This page tells you how to complain about unauthorised development

  • The Council's policy on the enforcement of planning and building control is to deal firstly with physical danger, health or safety problems. Then to deal with those issues that are causing demonstrable harm to the enjoyment of people's lives, property or the environment. We see the enforcement of development control as a basic underpinning of the Tameside's Community Plan and a way of protecting those people most vulnerable in the community.
  • This page says how the Council will deal with complaints about unauthorised building work and changes of use, trees, illegal adverts, unauthorised work to listed buildings and in conservation areas, untidy land, enforcement of the Building Regulations and reporting dangerous buildings.
  • If you wish to inform the Council of a breach of planning control, please do so via our online complaint form. We aim to investigate complaints within 20 working days and respond informally by telephone or e-mail with an outline of what we might achieve. When we have looked more fully into the complaint to establish precisely the nature of the breach of control we will decide what action we will take. We may decide to serve notices but we would prefer to resolve problems by negotiation.
  • Anonymous complaints will not be investigated.
  • We will treat all complaints in confidence and enforcement complaint files will generally not be open to inspection, subject to the provisions of the Freedom of Information Act 2000. We will also try to keep complainants advised of progress regularly during proceedings.
  • Do you want to know if building works currently have building regulations consent? If so, you can now find out using the building regulations on-line form.

How to Complain about a Breach of Control

  • When you report a breach, you must give the address of the property concerned and full details of the alleged breach with relevant dates, times and other details where known.
  • Also, we advise you to follow up telephone complaints in writing or by e-mail since this may provide valuable evidence at appeal hearings. Sometimes the Council has to call on neighbours to give evidence to support complaints.
  • However, there is usually a right of appeal against enforcement action to the Office of the Deputy Prime Minister. Most people will exercise this right and at that stage, the Council must justify its action.
  • If any appeal is not successful the Notice comes into force. If the appeal is successful then the Secretary of State automatically grants permission as the Council would with a normal application.
  • If the person in breach does not comply with a notice then the Council can then prosecute or take direct action to enter land and carry out works in default. We will then place a charge against the land to recover costs incurred when the property is sold.

The circumstances under which the Council will take enforcement action.

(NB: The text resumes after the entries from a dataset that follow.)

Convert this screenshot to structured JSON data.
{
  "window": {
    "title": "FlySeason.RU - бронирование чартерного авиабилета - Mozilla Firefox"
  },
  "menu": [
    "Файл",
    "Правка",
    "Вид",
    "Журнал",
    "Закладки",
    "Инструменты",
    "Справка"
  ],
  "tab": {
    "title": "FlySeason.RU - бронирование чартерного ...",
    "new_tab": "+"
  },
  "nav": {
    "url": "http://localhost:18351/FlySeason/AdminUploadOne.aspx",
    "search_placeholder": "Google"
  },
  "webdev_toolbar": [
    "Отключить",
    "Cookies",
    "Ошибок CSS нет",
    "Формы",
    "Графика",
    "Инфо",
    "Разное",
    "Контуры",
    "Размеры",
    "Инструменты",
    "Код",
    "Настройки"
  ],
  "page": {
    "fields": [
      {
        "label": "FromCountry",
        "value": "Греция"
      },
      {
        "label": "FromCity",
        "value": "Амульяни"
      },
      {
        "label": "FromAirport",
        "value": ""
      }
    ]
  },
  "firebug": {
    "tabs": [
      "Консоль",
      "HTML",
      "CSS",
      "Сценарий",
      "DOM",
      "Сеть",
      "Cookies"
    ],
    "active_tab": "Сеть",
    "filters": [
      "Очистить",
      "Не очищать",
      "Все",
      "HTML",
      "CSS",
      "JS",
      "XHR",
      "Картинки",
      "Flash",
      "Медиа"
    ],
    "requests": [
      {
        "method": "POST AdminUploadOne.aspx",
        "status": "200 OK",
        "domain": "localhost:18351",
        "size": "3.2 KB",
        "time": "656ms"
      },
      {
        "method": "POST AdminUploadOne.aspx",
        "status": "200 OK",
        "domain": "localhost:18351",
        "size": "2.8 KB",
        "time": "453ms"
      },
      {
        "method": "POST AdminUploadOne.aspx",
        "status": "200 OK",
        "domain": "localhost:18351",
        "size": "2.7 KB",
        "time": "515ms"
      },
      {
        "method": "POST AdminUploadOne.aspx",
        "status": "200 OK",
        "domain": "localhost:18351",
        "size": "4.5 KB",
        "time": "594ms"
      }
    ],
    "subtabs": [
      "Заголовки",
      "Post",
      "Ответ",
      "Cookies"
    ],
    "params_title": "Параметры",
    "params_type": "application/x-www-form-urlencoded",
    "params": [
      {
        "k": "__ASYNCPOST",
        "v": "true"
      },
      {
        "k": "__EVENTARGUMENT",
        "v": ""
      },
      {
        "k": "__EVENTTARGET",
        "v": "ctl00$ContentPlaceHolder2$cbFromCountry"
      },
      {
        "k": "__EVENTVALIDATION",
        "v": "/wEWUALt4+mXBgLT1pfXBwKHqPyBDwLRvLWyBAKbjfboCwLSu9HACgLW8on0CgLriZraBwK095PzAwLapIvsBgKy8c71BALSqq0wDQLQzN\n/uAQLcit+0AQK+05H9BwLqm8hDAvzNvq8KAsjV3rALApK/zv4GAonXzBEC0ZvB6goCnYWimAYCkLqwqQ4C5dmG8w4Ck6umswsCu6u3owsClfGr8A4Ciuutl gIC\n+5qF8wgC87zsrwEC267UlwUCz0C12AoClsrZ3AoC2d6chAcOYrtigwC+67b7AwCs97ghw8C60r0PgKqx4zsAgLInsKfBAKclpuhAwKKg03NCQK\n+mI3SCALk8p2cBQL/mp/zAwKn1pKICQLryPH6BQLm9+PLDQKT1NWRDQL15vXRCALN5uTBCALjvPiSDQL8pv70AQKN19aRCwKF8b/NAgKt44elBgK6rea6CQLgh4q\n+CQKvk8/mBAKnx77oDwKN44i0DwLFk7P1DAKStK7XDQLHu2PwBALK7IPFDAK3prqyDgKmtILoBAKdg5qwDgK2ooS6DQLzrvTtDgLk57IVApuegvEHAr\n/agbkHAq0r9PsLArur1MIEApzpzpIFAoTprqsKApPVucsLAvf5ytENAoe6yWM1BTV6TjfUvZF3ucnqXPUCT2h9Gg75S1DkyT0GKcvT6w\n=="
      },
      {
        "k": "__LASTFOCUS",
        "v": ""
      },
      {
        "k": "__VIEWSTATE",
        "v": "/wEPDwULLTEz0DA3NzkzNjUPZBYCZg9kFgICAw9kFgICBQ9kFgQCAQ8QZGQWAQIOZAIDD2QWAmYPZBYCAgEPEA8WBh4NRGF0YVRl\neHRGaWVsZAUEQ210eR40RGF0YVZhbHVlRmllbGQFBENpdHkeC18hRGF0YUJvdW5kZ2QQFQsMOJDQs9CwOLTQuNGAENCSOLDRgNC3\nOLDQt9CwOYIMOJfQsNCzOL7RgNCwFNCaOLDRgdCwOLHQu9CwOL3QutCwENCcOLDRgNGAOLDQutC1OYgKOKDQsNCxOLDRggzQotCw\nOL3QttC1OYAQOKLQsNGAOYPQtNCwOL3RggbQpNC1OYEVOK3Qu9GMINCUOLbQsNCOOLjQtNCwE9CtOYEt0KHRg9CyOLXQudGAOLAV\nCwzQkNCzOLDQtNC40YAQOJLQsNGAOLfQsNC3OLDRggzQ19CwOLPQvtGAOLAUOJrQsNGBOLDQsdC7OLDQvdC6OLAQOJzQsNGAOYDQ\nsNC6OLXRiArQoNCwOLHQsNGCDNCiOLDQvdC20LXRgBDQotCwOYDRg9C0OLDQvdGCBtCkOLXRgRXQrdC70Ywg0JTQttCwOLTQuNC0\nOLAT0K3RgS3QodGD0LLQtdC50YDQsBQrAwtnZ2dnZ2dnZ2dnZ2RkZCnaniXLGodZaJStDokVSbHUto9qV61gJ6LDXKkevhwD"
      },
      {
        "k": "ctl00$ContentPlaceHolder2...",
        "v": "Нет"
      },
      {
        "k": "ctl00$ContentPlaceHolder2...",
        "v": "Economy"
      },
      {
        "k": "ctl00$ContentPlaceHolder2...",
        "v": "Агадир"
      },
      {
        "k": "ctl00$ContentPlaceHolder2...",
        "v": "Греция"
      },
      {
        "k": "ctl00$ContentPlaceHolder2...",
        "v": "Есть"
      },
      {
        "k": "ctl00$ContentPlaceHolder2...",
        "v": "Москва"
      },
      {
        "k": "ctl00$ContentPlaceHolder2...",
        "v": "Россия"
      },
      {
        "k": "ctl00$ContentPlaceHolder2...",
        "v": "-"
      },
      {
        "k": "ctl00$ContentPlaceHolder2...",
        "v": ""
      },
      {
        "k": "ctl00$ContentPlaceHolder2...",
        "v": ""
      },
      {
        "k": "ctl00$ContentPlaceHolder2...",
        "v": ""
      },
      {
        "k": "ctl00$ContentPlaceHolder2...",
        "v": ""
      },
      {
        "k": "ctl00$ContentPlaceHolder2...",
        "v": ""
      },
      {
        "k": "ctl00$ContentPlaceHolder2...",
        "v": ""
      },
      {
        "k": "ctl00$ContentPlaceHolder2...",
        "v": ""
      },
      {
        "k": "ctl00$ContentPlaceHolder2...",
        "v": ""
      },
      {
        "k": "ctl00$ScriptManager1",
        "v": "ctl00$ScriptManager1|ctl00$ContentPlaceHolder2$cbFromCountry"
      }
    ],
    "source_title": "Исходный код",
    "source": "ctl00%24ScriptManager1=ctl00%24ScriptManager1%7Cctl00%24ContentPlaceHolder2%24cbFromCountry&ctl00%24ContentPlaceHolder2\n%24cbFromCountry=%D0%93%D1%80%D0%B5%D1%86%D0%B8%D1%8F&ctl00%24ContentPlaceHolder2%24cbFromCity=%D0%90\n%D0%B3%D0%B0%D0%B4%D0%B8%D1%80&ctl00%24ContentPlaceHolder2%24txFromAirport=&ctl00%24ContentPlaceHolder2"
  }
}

  • The precise form of any enforcement action depends on the case concerned and on legal advice but please remember that enforcement action is discretionary.
  • The Government says that Council's must only use enforcement powers where the unauthorised development is causing significant harm. The Council can therefore decide not to take action if it considers the breach to be trivial or simply not merited.
  • Many courses of formal action are dependent on how long the use or development has been in existence.
  • Breaches of planning control arising from building operation or the use of a building for residential purposes, the Council are unable to serve notice after 4 years from the commencement of the breach.
  • Other planning breaches such as unauthorised changes of use are subject to a 10-year time limit from commencement. After that time, the Council cannot take action and the use can become legitimate. The landowner may apply for a Certificate of Lawful Existing Use or Development (via the planning portal website) after this period and if there is sufficient evidence to support the claims made within the submission, an issued certificate from the Council will serve to regularise the situation.

Types of Notices

  • Planning Contravention Notice - This is a preliminary notice which tells people of a breach of control and enables the Council to ask about land ownership, unauthorised activities and changes of use on the land.
  • Planning Enforcement Notice - This is the notice to deal with most unauthorised development. The Notice will specify the time when the notice becomes effective and it will specify the steps and timescale to correct the breach. The person in breach, however can appeal before the notice takes effect thus suspending the notice until the Secretary of State determines the appeal.
  • Breach of Conditions Notice - The Council will serve this notice when a developer has failed to comply with conditions attached to planning permission. The notice will specify the steps necessary to comply with the conditions. There is no right of appeal against this notice because there is a right of appeal against conditions imposed when the Council grants consent and the applicant ought to have appealed then.
  • Injunctions and Stop Notices - Used in exceptional circumstances where the Council considers it necessary to restrain any breach. However, this method is open to legal challenge which can seriously delay outcomes.
  • Untidy Land Notices - The Council can serve a notice on the owner of any land or building which is in an unreasonably untidy condition and we consider has an adverse effect on the amenity of the area. The Notice specifies what needs to be done to correct the situation.
  • Advertisements - (discontinuance notice) - People can display some advertisements without prior consent but the Council can prosecute where these are unsightly or threaten road safety.
  • Breaches of the Building Regulations - The Council will take proceedings where building work contravenes any provision contained in the Building Regulations that is prejudicial to health and safety. A notice may require the owner to pull down or remove the work, or make necessary alterations to make the work comply. In addition, there is also the possibility that the offending party could receive a fine for contravening the Building Regulations.
  • Dangerous Buildings Notice and Notices under the Building Act 1984 - The Council serves these notices where buildings or structures are dangerous, ruinous or dilapidated or require demolition.

If the Council serves you with any of these notices, we will advise you of your rights to challenge the notice or appeal. However, if you face action, we strongly advise you to obtain proper legal advice.